MP: Actually it’s kind of weird, dealing with six bands I’ve just had to learn to multi-task really well. One thing Seth and I do is have this app called Wunderlist. It’s basically a to-do list for each band, but we’re able to see each other’s to-do’s, and we can check them off when they’re done. But what’s cool is that we can ask each other questions in-app.

Time management is definitely a challenge, especially with six bands, but we’ve found ways to control it.

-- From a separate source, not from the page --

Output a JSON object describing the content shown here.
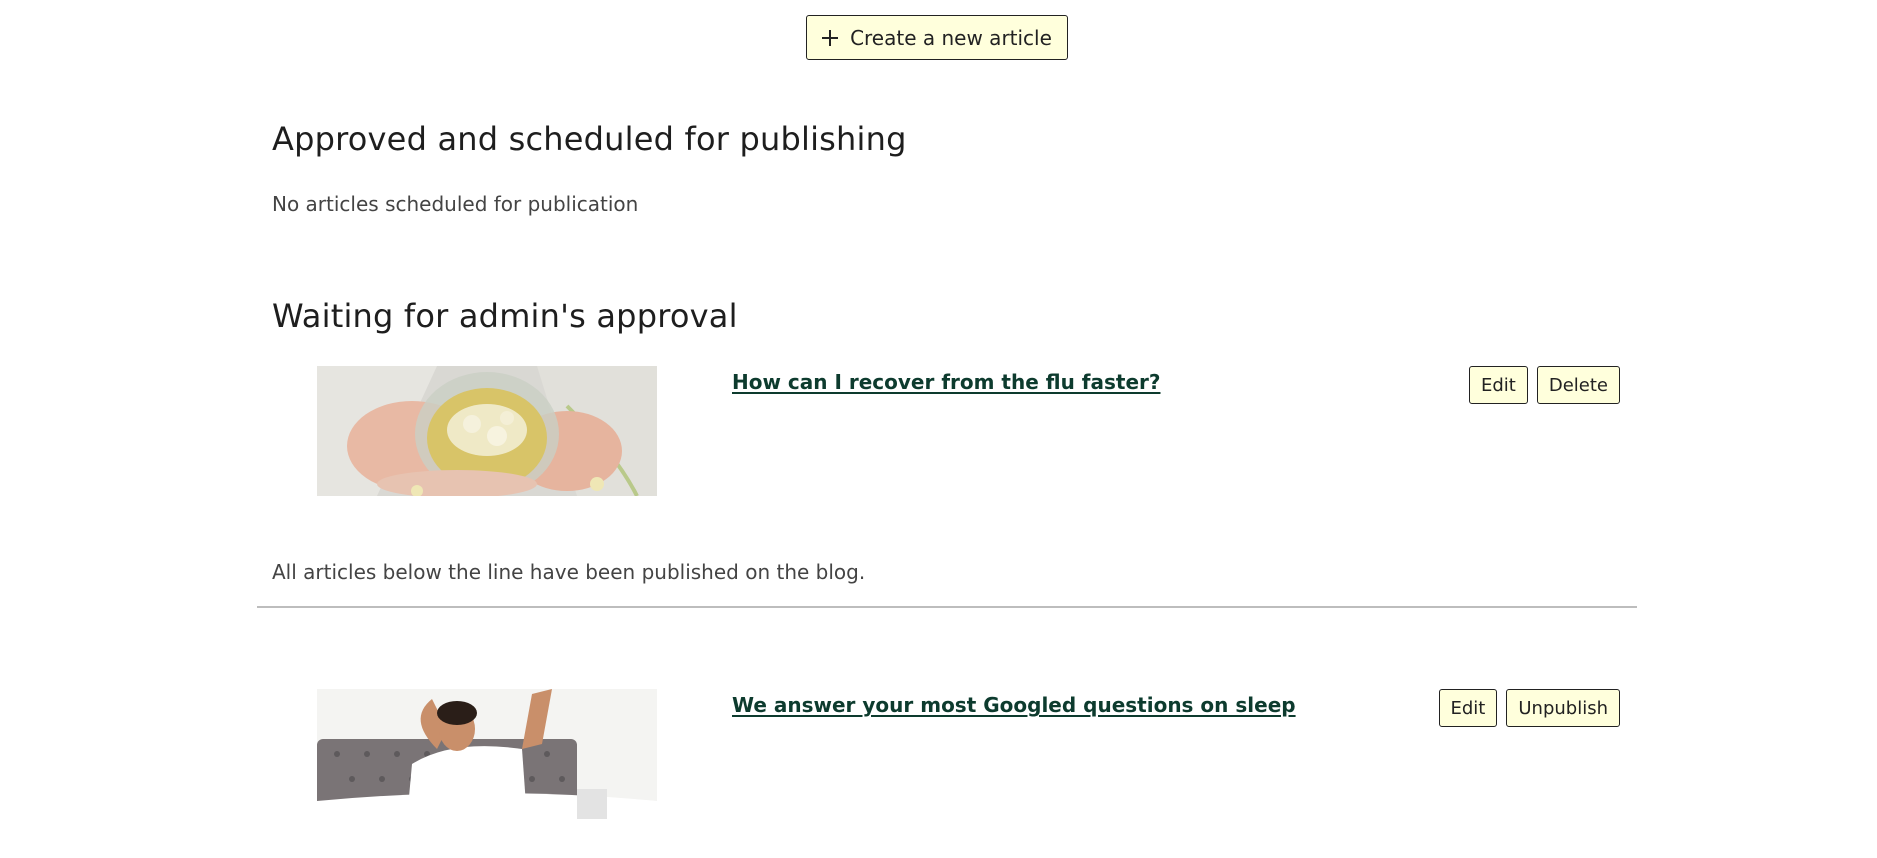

One thing I love about Seth is that not only is he passionate about the music, but he gets along with each band on more of a friendship basis. It helps make sure that they’re all mentally sane, so we aren’t dealing with drama or anything like that. I don’t have to worry about them while they’re on the road because I know they’re really well behaved. That’s a big thing I learned from Seth: when you pick a band to work with, make sure that you’re passionate about them, but also make sure that they’re sane.
 
TM: Publicity is very much a social media game now. How do you tackle that?
 
MP: I actually just recently set up one of our bands on Snapchat, so they post stories for fans and things like that. But lately I’ve found that Instagram seems like the best platform for getting information out there, even better than Facebook, which has this stupid algorithm that oftentimes makes our posts not even show up in your newsfeed. With Instagram, if you’re following someone then you’re going to see everything they post.
 
TM: Each of your bands is obviously independent and has their own image. How do you approach branding each group without losing their soul and core?
 
MP: It’s funny, because for each band you use the same tools but have a completely different voice. When I’m posting on Facebook or whatever, I have to think about that a lot. Like, “this band doesn’t like exclamation points, so we can’t use that.” Or one of the bands is really goofy and likes hearts and smiley faces, while another really likes using fake words and weird capitalizations, and you just kind of have to learn to think in their voice.
 
TM: We’re both really early on in our careers, so we’ll both probably have to deal with whatever changes we see looming ahead. Are there any specific ways you see the industry changing?
 
MP: Well, I think the car industry is going to have a huge impact on music. When they remove radio from the design of your average car, we’re going to have to figure out what the heck that means for us. Because once it’s out of cars, radio is going to be completely gone.
 
TM: That’s really interesting. I think you’re right. Cars are so important, because it’s easy to forget that the people that talk about how they find music are people that are finding music in unconventional ways, whether that’s a blog or something else.
 
MP: Exactly, and those are people who are true music fans that will actively go out and search for it. But for the average consumer, it’s radio. So when that’s gone, what happens?

TM